- Maine’s scallop fishery could see multiple closures in the upcoming December season as regulators work to rebuild the fishery. Fishermen caught millions of pounds of scallops from the 1970s to 1990s, but the fishery then dropped dramatically. The Associated Press

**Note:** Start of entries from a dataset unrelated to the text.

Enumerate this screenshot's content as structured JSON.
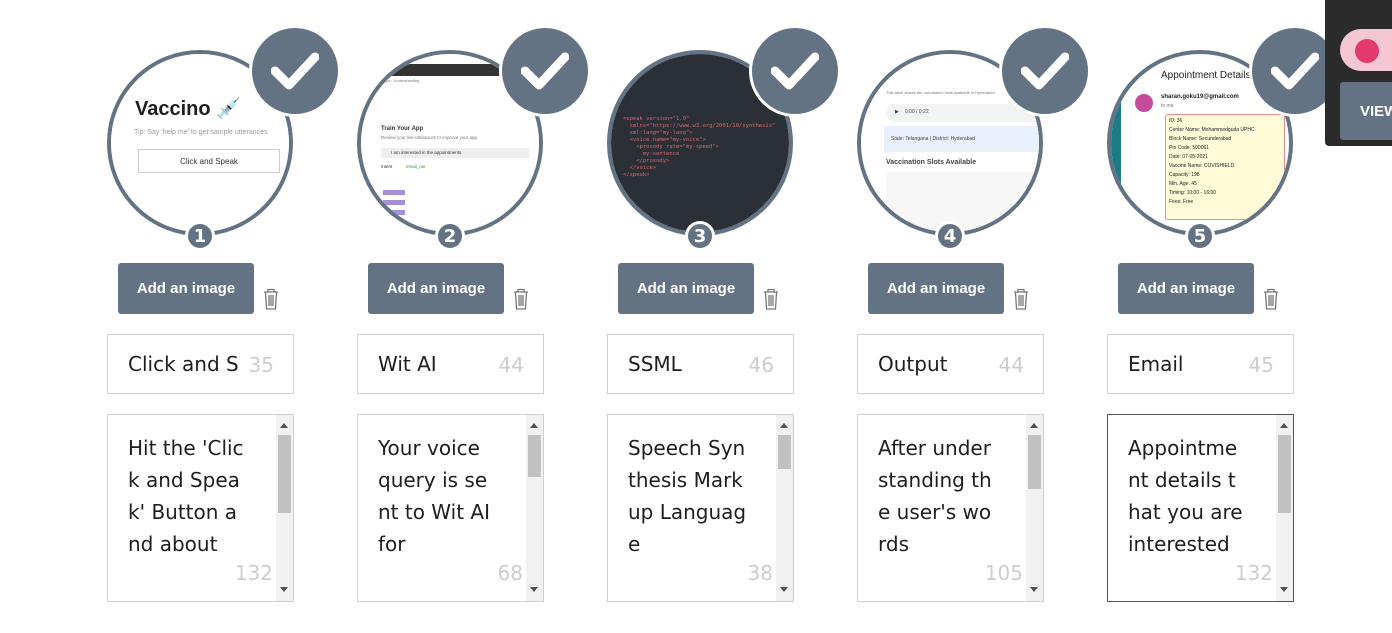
{
  "colors": {
    "accent": "#637384",
    "toggle_on": "#e3396d",
    "panel": "#2b2b2b"
  },
  "steps": [
    {
      "number": "1",
      "add_image_label": "Add an image",
      "title": "Click and S",
      "title_count": "35",
      "description": "Hit the 'Click and Speak' Button and about",
      "description_count": "132",
      "thumbnail": {
        "brand": "Vaccino",
        "tip": "Tip: Say 'help me' to get sample utterances",
        "button": "Click and Speak"
      }
    },
    {
      "number": "2",
      "add_image_label": "Add an image",
      "title": "Wit AI",
      "title_count": "44",
      "description": "Your voice query is sent to Wit AI for",
      "description_count": "68",
      "thumbnail": {
        "heading": "Train Your App",
        "sub": "Review your live utterances to improve your app.",
        "utterance": "I am interested in the appointments",
        "intent": "Intent",
        "intent_value": "email_me"
      }
    },
    {
      "number": "3",
      "add_image_label": "Add an image",
      "title": "SSML",
      "title_count": "46",
      "description": "Speech Synthesis Markup Language",
      "description_count": "38",
      "thumbnail": {
        "code": "<speak version=\"1.0\"\n  xmlns=\"https://www.w3.org/2001/10/synthesis\"\n  xml:lang=\"my-lang\">\n  <voice name=\"my-voice\">\n    <prosody rate=\"my-speed\">\n      my-sentence\n    </prosody>\n  </voice>\n</speak>"
      }
    },
    {
      "number": "4",
      "add_image_label": "Add an image",
      "title": "Output",
      "title_count": "44",
      "description": "After understanding the user's words",
      "description_count": "105",
      "thumbnail": {
        "line1": "This table shows the vaccination slots available in Hyderabad",
        "time": "0:00 / 0:22",
        "state": "State: Telangana | District: Hyderabad",
        "heading": "Vaccination Slots Available"
      }
    },
    {
      "number": "5",
      "add_image_label": "Add an image",
      "title": "Email",
      "title_count": "45",
      "description": "Appointment details that you are interested",
      "description_count": "132",
      "thumbnail": {
        "heading": "Appointment Details",
        "sender": "sharan.goku19@gmail.com",
        "to": "to me",
        "lines": [
          "ID: 36",
          "Center Name: Mohammedguda UPHC",
          "Block Name: Secunderabad",
          "Pin Code: 500061",
          "Date: 07-05-2021",
          "Vaccine Name: COVISHIELD",
          "Capacity: 198",
          "Min. Age: 45",
          "Timing: 10:00 - 16:00",
          "Fees: Free"
        ]
      }
    }
  ],
  "side_panel": {
    "view_label": "VIEW"
  }
}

In this gorgeous new Oceana video Alexandra Cousteau delves into Monterey Bay to illuminate the diversity of life at the bottom of the ocean, a crucial habitat that is under the constant threat of obliteration from bottom trawling. Using an ROV the camera captures an otherworldly scene, as scallops flutter by and curlicued basket stars unfurl. Armies of shrimp and brittle stars scamper by, fed by the organic matter from above that drifts down the water column like snowfall, sustaining a remarkably rich community. In shallower waters, coral gardens that take hundreds of years to blossom shelter rockfish and ingeniously disguised crabs, and serve as a nursery for dozens of species of fish. Here octopuses go camouflage against the rocky shale, out of sight of the hungry sperm whales and sea lions from above. Anemone-covered spires upwell nutrient rich waters that feed shoals of krill, which in turn feed blue whales. It is an intricately connected ecosystem and it can be destroyed in an instant by bottom trawling. That’s why Oceana has pushed for an end to bottom trawling in ecologically sensitive areas. And that work has paid off in concrete victories: in 2006 NOAA protected 140,000 square miles of Pacific seafloor from the destructive practice, but more needs to be done. For the most part this world goes unseen by human eyes and it’s why Oceana is working laboriously to document these precious areas before they disappear.